Asian traders only started taking an interest in South African lions in 2008 when the decline in tiger numbers became acute. The demand for cat bones in Asia has suddenly become so great that “many farmers who practiced illegal lion hunting in the past and buried the carcasses are now digging up these carcasses to sell to people in the Far East.” Although South Africa’s captive big cat industry has long claimed that lions bones were simply “a by-product” of its globally criticized trophy hunt practices, The Extinction Business Report debunks this justification, noting that the exported skeletons include skulls.
We have clear evidence that 91% of the ‘lion’ skeletons exported from South Africa in 2017 included skulls. Thus showing that South Africa’s lion bone trade is not a by-product of an existing industry (i.e. trophy hunting) but an entirely separate industry.
South Africa allows both lion and tiger farming for commercial trade in animal parts. The proliferation of lion and tiger farms in South Africa and the associated trade from such facilities undermines enforcement efforts to end illegal tiger trade and stimulates demand for tiger parts and derivatives. Given consumer preferences for wild-sourced tiger parts, this also sustains poaching pressure on wild tigers.
South Africa’s Department of Environment will be issuing 1500 permits to export lion bones in 2018. Yet the demand for wild lion bones is much higher than for lions in captivity. With the tiger supply-side unable to keep up, buyers will increasingly switch to lions that are still in the wild, including elsewhere in Africa.
The very lucrative industry has grown and continues to grow. The trade with bones offers another chance of monetizing the captive lion stock, which started to pile up after U.S. hunters were’nt able any more to import their trophies to their home country since 2016.

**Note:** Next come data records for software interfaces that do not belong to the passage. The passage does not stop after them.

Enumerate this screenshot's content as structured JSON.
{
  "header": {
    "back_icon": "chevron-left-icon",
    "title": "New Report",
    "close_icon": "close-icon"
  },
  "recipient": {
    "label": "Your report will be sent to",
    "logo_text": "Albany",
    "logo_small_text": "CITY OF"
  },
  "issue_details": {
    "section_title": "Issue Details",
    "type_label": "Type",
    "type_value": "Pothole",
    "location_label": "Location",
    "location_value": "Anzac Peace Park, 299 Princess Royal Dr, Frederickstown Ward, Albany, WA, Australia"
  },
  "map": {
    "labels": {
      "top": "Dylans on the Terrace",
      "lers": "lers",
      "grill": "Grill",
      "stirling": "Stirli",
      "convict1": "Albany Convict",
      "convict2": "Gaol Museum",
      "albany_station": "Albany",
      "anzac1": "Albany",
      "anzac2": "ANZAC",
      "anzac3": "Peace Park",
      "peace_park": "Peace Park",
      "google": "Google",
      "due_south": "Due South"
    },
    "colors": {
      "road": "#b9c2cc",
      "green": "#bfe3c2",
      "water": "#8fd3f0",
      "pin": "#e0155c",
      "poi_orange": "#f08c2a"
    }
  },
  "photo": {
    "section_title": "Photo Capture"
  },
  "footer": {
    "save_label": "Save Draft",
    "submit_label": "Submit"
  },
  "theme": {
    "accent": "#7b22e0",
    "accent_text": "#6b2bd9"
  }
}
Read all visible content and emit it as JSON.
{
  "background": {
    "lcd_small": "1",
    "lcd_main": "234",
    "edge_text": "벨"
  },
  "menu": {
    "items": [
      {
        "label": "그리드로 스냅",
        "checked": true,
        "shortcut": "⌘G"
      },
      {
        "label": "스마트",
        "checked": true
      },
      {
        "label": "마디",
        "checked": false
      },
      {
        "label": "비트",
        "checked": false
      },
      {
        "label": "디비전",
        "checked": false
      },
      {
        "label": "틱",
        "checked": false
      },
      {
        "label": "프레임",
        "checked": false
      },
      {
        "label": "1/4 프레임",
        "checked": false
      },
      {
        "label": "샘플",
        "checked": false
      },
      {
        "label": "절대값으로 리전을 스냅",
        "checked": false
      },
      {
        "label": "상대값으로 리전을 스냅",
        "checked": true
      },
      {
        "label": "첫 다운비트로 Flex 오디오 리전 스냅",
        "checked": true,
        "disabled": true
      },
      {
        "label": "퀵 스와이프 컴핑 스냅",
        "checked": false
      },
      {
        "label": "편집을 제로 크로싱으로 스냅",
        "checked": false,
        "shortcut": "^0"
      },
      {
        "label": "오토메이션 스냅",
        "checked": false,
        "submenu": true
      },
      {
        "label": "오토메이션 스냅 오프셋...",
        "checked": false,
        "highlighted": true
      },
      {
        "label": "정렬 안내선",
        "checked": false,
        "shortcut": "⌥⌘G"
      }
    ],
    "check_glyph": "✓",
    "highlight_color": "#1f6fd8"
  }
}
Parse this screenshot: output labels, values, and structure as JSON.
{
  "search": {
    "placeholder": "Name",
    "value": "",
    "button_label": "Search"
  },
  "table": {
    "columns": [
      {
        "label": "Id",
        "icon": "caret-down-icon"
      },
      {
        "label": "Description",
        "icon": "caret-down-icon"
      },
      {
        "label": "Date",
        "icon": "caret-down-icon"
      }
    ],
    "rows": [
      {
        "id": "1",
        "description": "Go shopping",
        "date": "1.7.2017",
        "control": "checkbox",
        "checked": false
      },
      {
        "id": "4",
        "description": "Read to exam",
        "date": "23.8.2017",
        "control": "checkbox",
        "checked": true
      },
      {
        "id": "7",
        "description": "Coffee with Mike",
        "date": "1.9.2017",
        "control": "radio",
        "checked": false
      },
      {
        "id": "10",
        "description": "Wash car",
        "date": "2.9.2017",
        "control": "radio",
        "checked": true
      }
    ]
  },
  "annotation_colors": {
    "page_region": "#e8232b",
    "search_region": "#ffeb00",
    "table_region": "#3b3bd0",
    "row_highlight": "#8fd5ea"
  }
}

In 2018, about 10.000 lions are currently living behind bars in South Africa in estimated 260 facilities. Raised in captivity at hidden private breeding farms or at SCAMTUARIES , some of these animals are petted as cubs by tourists, who feed and care for the young lions or even walk alongside with them. Additionally, an increasing number of tigers are raised in captivity in South Africa. There appears to be a growing trade in tigers and their parts and products from South Africa. An emerging concern is that Tiger bones from South Africa may be laundered as Lion bones.
Trade in bones isn’t a small, minor business any more. The move to increase numbers by South Africa’s government is clearly intended to broaden the market for the captively bred lions in the country. Cases of lions being poached from easy targets in wildlife sanctuaries were seen. This will spread further into the poaching of the already threatened wild lion populations. Between 2004 and 2010, 2950 Lions were registered as having been hunted in South Africa – yet CITES export permits indicate 4088 trophies for the same period, a difference of more than 1100 trophies.
Trading in lion parts is not much different from the ivory trade or rhino horn trade. The presence of a legal trade will drive more and more poaching of wild lions. It goes without saying that bones of captive-bred lions are absolutely indistinguishable from the bones of lions in the wild, which creates an implementation nightmare for law enforcement.
Many consider the breeding of lions to supply the bone trade to be ethically unacceptable. Being aware of the negative image of killing iconic wildlife for scientifically unproven treatments, China has banned the use of tiger parts in traditional Chinese medicine already in 1993.